The problem: Below are records to be output exactly, every one of them.

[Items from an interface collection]
*** Block opens ***

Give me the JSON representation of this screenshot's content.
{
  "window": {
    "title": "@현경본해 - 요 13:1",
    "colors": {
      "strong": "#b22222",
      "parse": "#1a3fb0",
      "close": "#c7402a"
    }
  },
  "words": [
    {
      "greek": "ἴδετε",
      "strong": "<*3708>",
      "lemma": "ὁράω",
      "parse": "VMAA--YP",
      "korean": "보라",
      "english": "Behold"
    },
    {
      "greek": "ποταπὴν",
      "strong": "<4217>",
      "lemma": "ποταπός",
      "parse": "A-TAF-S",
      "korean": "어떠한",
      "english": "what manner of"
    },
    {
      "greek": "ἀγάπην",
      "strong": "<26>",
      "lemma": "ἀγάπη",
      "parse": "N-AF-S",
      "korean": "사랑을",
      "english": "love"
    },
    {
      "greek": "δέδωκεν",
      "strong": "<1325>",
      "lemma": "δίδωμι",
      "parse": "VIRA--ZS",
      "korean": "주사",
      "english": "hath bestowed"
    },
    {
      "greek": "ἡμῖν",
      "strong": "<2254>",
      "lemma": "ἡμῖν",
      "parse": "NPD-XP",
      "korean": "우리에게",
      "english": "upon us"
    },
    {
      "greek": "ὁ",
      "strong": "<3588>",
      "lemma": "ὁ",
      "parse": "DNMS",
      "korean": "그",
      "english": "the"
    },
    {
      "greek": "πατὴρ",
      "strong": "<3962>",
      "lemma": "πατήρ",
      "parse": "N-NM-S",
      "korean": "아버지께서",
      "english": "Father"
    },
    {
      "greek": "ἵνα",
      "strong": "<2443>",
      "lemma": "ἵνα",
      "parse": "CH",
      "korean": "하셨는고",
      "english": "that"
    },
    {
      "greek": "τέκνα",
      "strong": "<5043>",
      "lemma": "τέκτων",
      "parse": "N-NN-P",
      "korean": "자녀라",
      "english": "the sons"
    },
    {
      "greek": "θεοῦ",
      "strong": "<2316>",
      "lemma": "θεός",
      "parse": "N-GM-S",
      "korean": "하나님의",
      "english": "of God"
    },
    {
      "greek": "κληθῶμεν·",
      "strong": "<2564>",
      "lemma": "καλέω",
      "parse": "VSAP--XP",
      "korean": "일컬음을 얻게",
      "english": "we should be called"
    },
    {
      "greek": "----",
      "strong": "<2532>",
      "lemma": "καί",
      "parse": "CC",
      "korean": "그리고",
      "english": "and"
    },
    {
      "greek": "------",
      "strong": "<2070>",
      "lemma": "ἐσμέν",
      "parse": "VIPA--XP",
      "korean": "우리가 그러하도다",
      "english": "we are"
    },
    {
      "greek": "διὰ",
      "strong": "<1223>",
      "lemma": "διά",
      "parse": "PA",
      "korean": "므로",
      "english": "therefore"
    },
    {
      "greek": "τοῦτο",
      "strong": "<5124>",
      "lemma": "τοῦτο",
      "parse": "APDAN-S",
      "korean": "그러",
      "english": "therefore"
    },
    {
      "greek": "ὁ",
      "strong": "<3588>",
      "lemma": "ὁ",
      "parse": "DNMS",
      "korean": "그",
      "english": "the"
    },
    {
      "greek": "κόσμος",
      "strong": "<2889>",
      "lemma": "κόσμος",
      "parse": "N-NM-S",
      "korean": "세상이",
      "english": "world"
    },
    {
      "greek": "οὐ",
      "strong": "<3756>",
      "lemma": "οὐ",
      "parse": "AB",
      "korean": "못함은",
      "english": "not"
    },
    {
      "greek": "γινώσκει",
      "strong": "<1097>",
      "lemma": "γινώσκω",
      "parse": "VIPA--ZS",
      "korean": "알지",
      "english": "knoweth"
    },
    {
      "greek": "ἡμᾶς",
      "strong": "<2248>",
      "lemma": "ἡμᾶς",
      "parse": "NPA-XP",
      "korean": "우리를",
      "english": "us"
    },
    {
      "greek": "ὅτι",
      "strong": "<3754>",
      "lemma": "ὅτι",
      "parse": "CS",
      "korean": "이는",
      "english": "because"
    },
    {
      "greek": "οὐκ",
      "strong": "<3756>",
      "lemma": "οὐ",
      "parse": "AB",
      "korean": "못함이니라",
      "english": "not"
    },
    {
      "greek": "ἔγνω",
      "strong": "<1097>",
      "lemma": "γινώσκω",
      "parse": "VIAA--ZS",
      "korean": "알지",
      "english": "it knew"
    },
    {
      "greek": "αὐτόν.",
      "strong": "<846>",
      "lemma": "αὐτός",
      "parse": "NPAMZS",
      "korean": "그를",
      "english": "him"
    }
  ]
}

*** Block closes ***

Answer section:
Give me the JSON representation of this screenshot's content.
{
  "window": {
    "title": "@현경본해 - 요 13:1",
    "colors": {
      "strong": "#b22222",
      "parse": "#1a3fb0",
      "close": "#c7402a"
    }
  },
  "words": [
    {
      "greek": "ἴδετε",
      "strong": "<*3708>",
      "lemma": "ὁράω",
      "parse": "VMAA--YP",
      "korean": "보라",
      "english": "Behold"
    },
    {
      "greek": "ποταπὴν",
      "strong": "<4217>",
      "lemma": "ποταπός",
      "parse": "A-TAF-S",
      "korean": "어떠한",
      "english": "what manner of"
    },
    {
      "greek": "ἀγάπην",
      "strong": "<26>",
      "lemma": "ἀγάπη",
      "parse": "N-AF-S",
      "korean": "사랑을",
      "english": "love"
    },
    {
      "greek": "δέδωκεν",
      "strong": "<1325>",
      "lemma": "δίδωμι",
      "parse": "VIRA--ZS",
      "korean": "주사",
      "english": "hath bestowed"
    },
    {
      "greek": "ἡμῖν",
      "strong": "<2254>",
      "lemma": "ἡμῖν",
      "parse": "NPD-XP",
      "korean": "우리에게",
      "english": "upon us"
    },
    {
      "greek": "ὁ",
      "strong": "<3588>",
      "lemma": "ὁ",
      "parse": "DNMS",
      "korean": "그",
      "english": "the"
    },
    {
      "greek": "πατὴρ",
      "strong": "<3962>",
      "lemma": "πατήρ",
      "parse": "N-NM-S",
      "korean": "아버지께서",
      "english": "Father"
    },
    {
      "greek": "ἵνα",
      "strong": "<2443>",
      "lemma": "ἵνα",
      "parse": "CH",
      "korean": "하셨는고",
      "english": "that"
    },
    {
      "greek": "τέκνα",
      "strong": "<5043>",
      "lemma": "τέκτων",
      "parse": "N-NN-P",
      "korean": "자녀라",
      "english": "the sons"
    },
    {
      "greek": "θεοῦ",
      "strong": "<2316>",
      "lemma": "θεός",
      "parse": "N-GM-S",
      "korean": "하나님의",
      "english": "of God"
    },
    {
      "greek": "κληθῶμεν·",
      "strong": "<2564>",
      "lemma": "καλέω",
      "parse": "VSAP--XP",
      "korean": "일컬음을 얻게",
      "english": "we should be called"
    },
    {
      "greek": "----",
      "strong": "<2532>",
      "lemma": "καί",
      "parse": "CC",
      "korean": "그리고",
      "english": "and"
    },
    {
      "greek": "------",
      "strong": "<2070>",
      "lemma": "ἐσμέν",
      "parse": "VIPA--XP",
      "korean": "우리가 그러하도다",
      "english": "we are"
    },
    {
      "greek": "διὰ",
      "strong": "<1223>",
      "lemma": "διά",
      "parse": "PA",
      "korean": "므로",
      "english": "therefore"
    },
    {
      "greek": "τοῦτο",
      "strong": "<5124>",
      "lemma": "τοῦτο",
      "parse": "APDAN-S",
      "korean": "그러",
      "english": "therefore"
    },
    {
      "greek": "ὁ",
      "strong": "<3588>",
      "lemma": "ὁ",
      "parse": "DNMS",
      "korean": "그",
      "english": "the"
    },
    {
      "greek": "κόσμος",
      "strong": "<2889>",
      "lemma": "κόσμος",
      "parse": "N-NM-S",
      "korean": "세상이",
      "english": "world"
    },
    {
      "greek": "οὐ",
      "strong": "<3756>",
      "lemma": "οὐ",
      "parse": "AB",
      "korean": "못함은",
      "english": "not"
    },
    {
      "greek": "γινώσκει",
      "strong": "<1097>",
      "lemma": "γινώσκω",
      "parse": "VIPA--ZS",
      "korean": "알지",
      "english": "knoweth"
    },
    {
      "greek": "ἡμᾶς",
      "strong": "<2248>",
      "lemma": "ἡμᾶς",
      "parse": "NPA-XP",
      "korean": "우리를",
      "english": "us"
    },
    {
      "greek": "ὅτι",
      "strong": "<3754>",
      "lemma": "ὅτι",
      "parse": "CS",
      "korean": "이는",
      "english": "because"
    },
    {
      "greek": "οὐκ",
      "strong": "<3756>",
      "lemma": "οὐ",
      "parse": "AB",
      "korean": "못함이니라",
      "english": "not"
    },
    {
      "greek": "ἔγνω",
      "strong": "<1097>",
      "lemma": "γινώσκω",
      "parse": "VIAA--ZS",
      "korean": "알지",
      "english": "it knew"
    },
    {
      "greek": "αὐτόν.",
      "strong": "<846>",
      "lemma": "αὐτός",
      "parse": "NPAMZS",
      "korean": "그를",
      "english": "him"
    }
  ]
}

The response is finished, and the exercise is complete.